▶ _Task requirements_
Without changing a single word, restate the entries below.

Items from an interface collection
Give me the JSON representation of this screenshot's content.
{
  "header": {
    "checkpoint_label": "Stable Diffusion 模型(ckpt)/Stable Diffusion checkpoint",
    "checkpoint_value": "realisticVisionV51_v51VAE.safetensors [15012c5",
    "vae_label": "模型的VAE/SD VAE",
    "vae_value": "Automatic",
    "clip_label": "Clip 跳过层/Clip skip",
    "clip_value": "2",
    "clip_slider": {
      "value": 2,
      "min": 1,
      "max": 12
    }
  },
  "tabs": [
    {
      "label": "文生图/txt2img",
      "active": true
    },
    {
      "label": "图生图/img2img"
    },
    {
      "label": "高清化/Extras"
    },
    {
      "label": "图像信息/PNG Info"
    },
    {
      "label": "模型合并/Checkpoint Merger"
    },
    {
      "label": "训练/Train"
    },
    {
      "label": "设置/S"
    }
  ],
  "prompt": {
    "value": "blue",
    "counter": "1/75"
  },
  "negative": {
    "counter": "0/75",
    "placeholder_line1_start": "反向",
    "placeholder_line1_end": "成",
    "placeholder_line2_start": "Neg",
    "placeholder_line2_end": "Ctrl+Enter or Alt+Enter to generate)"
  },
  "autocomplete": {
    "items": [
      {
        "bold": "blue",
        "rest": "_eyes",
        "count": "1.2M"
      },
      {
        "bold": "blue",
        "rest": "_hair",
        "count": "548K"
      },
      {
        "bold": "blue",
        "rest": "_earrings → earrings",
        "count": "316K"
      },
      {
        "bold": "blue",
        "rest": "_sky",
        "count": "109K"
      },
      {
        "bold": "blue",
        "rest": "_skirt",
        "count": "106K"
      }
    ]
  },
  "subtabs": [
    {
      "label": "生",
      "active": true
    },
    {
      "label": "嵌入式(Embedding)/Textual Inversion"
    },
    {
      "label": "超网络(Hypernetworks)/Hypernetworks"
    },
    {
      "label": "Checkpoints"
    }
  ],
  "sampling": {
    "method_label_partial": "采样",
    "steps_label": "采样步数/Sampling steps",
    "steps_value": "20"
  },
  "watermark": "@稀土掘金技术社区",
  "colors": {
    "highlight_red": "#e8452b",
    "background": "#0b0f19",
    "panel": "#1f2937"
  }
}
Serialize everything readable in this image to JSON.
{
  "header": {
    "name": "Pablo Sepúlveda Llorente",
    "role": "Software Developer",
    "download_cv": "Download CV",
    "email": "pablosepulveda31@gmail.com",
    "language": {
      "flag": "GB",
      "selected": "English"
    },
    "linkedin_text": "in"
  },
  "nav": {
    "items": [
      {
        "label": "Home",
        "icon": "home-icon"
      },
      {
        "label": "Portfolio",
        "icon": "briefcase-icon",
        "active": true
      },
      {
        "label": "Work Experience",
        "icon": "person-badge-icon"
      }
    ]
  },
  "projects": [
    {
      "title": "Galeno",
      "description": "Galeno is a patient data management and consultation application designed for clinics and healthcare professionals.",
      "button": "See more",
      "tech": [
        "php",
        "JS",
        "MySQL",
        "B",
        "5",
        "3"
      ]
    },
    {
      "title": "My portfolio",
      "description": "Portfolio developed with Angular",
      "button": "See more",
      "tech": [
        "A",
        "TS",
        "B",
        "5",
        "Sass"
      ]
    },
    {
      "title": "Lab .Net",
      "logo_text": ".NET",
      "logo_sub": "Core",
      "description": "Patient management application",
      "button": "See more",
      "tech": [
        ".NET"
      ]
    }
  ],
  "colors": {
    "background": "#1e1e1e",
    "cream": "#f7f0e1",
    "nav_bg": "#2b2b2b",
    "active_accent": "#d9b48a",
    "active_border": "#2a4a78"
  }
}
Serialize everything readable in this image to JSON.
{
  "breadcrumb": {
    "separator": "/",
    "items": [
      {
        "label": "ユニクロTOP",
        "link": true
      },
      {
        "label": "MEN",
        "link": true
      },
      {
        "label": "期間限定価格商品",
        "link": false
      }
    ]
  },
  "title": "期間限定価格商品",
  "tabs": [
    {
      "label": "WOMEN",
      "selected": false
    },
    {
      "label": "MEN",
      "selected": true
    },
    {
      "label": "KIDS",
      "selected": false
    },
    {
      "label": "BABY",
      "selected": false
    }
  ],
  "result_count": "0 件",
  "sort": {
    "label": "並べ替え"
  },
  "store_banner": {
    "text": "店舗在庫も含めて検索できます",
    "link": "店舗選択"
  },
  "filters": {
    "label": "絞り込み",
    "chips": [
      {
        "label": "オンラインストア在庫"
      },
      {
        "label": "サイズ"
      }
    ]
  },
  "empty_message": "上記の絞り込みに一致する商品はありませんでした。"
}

▶ _Result of this task_
Give me the JSON representation of this screenshot's content.
{
  "header": {
    "checkpoint_label": "Stable Diffusion 模型(ckpt)/Stable Diffusion checkpoint",
    "checkpoint_value": "realisticVisionV51_v51VAE.safetensors [15012c5",
    "vae_label": "模型的VAE/SD VAE",
    "vae_value": "Automatic",
    "clip_label": "Clip 跳过层/Clip skip",
    "clip_value": "2",
    "clip_slider": {
      "value": 2,
      "min": 1,
      "max": 12
    }
  },
  "tabs": [
    {
      "label": "文生图/txt2img",
      "active": true
    },
    {
      "label": "图生图/img2img"
    },
    {
      "label": "高清化/Extras"
    },
    {
      "label": "图像信息/PNG Info"
    },
    {
      "label": "模型合并/Checkpoint Merger"
    },
    {
      "label": "训练/Train"
    },
    {
      "label": "设置/S"
    }
  ],
  "prompt": {
    "value": "blue",
    "counter": "1/75"
  },
  "negative": {
    "counter": "0/75",
    "placeholder_line1_start": "反向",
    "placeholder_line1_end": "成",
    "placeholder_line2_start": "Neg",
    "placeholder_line2_end": "Ctrl+Enter or Alt+Enter to generate)"
  },
  "autocomplete": {
    "items": [
      {
        "bold": "blue",
        "rest": "_eyes",
        "count": "1.2M"
      },
      {
        "bold": "blue",
        "rest": "_hair",
        "count": "548K"
      },
      {
        "bold": "blue",
        "rest": "_earrings → earrings",
        "count": "316K"
      },
      {
        "bold": "blue",
        "rest": "_sky",
        "count": "109K"
      },
      {
        "bold": "blue",
        "rest": "_skirt",
        "count": "106K"
      }
    ]
  },
  "subtabs": [
    {
      "label": "生",
      "active": true
    },
    {
      "label": "嵌入式(Embedding)/Textual Inversion"
    },
    {
      "label": "超网络(Hypernetworks)/Hypernetworks"
    },
    {
      "label": "Checkpoints"
    }
  ],
  "sampling": {
    "method_label_partial": "采样",
    "steps_label": "采样步数/Sampling steps",
    "steps_value": "20"
  },
  "watermark": "@稀土掘金技术社区",
  "colors": {
    "highlight_red": "#e8452b",
    "background": "#0b0f19",
    "panel": "#1f2937"
  }
}
Serialize everything readable in this image to JSON.
{
  "header": {
    "name": "Pablo Sepúlveda Llorente",
    "role": "Software Developer",
    "download_cv": "Download CV",
    "email": "pablosepulveda31@gmail.com",
    "language": {
      "flag": "GB",
      "selected": "English"
    },
    "linkedin_text": "in"
  },
  "nav": {
    "items": [
      {
        "label": "Home",
        "icon": "home-icon"
      },
      {
        "label": "Portfolio",
        "icon": "briefcase-icon",
        "active": true
      },
      {
        "label": "Work Experience",
        "icon": "person-badge-icon"
      }
    ]
  },
  "projects": [
    {
      "title": "Galeno",
      "description": "Galeno is a patient data management and consultation application designed for clinics and healthcare professionals.",
      "button": "See more",
      "tech": [
        "php",
        "JS",
        "MySQL",
        "B",
        "5",
        "3"
      ]
    },
    {
      "title": "My portfolio",
      "description": "Portfolio developed with Angular",
      "button": "See more",
      "tech": [
        "A",
        "TS",
        "B",
        "5",
        "Sass"
      ]
    },
    {
      "title": "Lab .Net",
      "logo_text": ".NET",
      "logo_sub": "Core",
      "description": "Patient management application",
      "button": "See more",
      "tech": [
        ".NET"
      ]
    }
  ],
  "colors": {
    "background": "#1e1e1e",
    "cream": "#f7f0e1",
    "nav_bg": "#2b2b2b",
    "active_accent": "#d9b48a",
    "active_border": "#2a4a78"
  }
}
Serialize everything readable in this image to JSON.
{
  "breadcrumb": {
    "separator": "/",
    "items": [
      {
        "label": "ユニクロTOP",
        "link": true
      },
      {
        "label": "MEN",
        "link": true
      },
      {
        "label": "期間限定価格商品",
        "link": false
      }
    ]
  },
  "title": "期間限定価格商品",
  "tabs": [
    {
      "label": "WOMEN",
      "selected": false
    },
    {
      "label": "MEN",
      "selected": true
    },
    {
      "label": "KIDS",
      "selected": false
    },
    {
      "label": "BABY",
      "selected": false
    }
  ],
  "result_count": "0 件",
  "sort": {
    "label": "並べ替え"
  },
  "store_banner": {
    "text": "店舗在庫も含めて検索できます",
    "link": "店舗選択"
  },
  "filters": {
    "label": "絞り込み",
    "chips": [
      {
        "label": "オンラインストア在庫"
      },
      {
        "label": "サイズ"
      }
    ]
  },
  "empty_message": "上記の絞り込みに一致する商品はありませんでした。"
}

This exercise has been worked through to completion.